**GOAL OF THE EXERCISE:**
Work through the listing below and count the lines that hold "Svarog". Answer with the number alone.

'''

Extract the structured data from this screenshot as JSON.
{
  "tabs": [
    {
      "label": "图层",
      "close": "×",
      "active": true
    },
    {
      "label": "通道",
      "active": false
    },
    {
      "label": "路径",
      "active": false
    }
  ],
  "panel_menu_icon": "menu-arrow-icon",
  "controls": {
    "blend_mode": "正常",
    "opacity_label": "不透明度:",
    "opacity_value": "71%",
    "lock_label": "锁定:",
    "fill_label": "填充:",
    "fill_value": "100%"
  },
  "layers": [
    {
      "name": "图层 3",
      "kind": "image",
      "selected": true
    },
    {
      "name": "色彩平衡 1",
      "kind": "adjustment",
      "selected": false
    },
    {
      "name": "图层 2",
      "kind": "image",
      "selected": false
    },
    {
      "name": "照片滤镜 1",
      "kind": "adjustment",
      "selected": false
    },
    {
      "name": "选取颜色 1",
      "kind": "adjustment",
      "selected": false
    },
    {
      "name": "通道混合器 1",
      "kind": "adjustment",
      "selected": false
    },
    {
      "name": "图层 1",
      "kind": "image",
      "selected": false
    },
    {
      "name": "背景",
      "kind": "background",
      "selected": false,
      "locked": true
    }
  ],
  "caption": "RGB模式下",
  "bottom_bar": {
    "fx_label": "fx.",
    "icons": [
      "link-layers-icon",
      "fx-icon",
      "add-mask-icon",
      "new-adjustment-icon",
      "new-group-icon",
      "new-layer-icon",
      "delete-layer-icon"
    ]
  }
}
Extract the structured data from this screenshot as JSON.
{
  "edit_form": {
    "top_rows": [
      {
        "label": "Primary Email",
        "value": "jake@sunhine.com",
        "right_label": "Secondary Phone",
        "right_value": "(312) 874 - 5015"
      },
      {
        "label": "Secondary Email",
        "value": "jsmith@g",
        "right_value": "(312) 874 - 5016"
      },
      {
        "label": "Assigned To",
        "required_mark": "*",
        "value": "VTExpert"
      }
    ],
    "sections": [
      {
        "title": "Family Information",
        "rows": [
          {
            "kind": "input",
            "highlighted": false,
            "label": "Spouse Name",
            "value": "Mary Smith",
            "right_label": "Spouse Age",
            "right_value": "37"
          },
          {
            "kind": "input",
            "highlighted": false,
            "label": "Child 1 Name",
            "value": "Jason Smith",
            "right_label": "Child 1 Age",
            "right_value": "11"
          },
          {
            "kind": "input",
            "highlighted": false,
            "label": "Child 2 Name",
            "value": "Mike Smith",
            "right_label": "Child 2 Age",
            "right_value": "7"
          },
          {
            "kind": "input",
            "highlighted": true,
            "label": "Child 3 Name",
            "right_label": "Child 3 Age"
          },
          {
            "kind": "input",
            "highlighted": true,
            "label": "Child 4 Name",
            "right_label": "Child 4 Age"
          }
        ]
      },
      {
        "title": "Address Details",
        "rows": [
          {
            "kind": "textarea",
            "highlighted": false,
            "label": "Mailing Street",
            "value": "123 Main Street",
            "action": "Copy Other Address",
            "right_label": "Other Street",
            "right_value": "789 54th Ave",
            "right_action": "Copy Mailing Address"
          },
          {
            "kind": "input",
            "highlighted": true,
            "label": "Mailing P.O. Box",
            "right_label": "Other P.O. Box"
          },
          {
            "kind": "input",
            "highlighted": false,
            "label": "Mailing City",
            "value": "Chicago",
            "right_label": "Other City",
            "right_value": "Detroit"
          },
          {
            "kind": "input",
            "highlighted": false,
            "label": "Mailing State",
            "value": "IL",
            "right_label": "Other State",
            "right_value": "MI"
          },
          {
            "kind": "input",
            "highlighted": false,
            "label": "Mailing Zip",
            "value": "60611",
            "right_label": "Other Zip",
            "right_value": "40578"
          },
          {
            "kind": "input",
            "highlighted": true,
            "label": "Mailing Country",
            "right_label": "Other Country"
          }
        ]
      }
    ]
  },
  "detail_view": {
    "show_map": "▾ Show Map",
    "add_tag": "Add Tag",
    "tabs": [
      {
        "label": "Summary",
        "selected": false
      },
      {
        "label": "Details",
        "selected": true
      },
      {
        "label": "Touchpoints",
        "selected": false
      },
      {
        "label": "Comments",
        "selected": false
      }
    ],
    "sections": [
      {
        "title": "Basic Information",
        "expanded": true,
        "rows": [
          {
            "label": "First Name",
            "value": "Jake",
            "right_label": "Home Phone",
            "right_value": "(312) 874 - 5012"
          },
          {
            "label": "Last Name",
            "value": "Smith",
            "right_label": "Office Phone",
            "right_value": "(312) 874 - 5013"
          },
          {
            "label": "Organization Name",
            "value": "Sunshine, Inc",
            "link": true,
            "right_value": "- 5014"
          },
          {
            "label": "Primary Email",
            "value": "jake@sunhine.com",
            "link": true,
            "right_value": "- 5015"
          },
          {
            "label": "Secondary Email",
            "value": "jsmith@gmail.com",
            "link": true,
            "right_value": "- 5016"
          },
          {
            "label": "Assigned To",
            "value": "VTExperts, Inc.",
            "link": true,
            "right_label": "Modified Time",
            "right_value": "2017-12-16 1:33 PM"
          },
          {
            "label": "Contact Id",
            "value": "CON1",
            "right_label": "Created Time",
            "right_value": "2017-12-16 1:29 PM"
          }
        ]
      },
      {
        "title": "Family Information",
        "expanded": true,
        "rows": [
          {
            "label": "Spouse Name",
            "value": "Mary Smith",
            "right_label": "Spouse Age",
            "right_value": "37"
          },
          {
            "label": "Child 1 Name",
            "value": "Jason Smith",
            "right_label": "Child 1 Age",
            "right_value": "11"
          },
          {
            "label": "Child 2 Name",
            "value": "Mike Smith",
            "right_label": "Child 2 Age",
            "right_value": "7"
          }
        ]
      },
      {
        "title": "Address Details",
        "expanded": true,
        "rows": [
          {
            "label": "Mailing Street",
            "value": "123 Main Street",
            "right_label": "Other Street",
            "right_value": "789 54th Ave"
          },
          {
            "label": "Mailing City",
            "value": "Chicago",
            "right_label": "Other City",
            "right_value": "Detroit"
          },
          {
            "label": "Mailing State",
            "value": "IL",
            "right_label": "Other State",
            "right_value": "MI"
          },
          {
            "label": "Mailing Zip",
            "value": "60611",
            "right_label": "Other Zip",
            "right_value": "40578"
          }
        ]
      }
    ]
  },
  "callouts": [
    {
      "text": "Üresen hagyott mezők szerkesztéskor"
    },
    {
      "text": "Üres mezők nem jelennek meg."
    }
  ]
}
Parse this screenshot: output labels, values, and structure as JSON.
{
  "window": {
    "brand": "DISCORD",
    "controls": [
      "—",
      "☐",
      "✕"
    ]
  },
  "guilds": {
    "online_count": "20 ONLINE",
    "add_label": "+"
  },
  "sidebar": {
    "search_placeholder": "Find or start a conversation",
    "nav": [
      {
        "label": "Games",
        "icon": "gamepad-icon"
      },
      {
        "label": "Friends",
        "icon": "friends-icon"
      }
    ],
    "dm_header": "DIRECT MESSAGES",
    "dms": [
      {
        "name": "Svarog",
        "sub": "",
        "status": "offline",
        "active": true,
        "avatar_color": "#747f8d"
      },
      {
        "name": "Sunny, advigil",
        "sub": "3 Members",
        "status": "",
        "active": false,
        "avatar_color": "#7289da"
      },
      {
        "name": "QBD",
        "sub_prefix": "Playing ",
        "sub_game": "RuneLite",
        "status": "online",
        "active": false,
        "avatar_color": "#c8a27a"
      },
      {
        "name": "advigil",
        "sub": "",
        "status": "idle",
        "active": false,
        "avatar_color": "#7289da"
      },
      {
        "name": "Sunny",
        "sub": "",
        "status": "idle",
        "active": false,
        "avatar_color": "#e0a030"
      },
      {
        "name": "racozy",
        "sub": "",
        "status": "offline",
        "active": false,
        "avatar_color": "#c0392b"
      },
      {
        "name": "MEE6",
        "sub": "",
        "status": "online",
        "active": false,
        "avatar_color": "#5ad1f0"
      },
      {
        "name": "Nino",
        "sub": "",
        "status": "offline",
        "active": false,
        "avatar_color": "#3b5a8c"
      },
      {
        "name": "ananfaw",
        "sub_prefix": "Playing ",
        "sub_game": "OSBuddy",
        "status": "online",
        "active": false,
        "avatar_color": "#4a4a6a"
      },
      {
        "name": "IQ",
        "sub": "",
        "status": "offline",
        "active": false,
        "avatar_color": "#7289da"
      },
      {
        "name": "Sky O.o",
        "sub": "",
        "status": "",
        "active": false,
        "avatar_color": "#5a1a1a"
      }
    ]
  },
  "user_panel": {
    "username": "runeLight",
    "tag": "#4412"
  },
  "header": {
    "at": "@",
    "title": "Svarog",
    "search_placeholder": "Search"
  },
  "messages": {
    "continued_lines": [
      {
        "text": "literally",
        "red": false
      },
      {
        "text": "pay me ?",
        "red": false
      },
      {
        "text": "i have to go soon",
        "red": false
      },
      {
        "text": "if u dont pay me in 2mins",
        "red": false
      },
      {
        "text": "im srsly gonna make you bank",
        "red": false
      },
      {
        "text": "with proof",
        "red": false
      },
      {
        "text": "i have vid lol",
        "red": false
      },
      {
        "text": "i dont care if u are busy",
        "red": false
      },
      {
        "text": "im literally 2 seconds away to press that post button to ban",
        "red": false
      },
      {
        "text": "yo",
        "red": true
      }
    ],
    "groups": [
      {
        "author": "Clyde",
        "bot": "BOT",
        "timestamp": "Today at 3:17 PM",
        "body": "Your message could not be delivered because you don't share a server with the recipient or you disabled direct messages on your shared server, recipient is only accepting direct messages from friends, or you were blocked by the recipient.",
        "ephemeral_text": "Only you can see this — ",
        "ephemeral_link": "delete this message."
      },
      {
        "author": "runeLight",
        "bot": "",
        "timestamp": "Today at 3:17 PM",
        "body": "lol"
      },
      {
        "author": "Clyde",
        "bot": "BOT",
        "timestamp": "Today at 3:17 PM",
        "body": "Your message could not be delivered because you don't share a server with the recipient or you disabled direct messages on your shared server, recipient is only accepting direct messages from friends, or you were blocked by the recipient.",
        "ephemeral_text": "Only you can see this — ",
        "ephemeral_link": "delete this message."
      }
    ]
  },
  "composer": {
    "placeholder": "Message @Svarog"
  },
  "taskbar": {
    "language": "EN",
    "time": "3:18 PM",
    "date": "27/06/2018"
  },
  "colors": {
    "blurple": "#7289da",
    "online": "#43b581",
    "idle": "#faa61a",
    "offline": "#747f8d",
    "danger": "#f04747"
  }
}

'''

**RESULT:**
3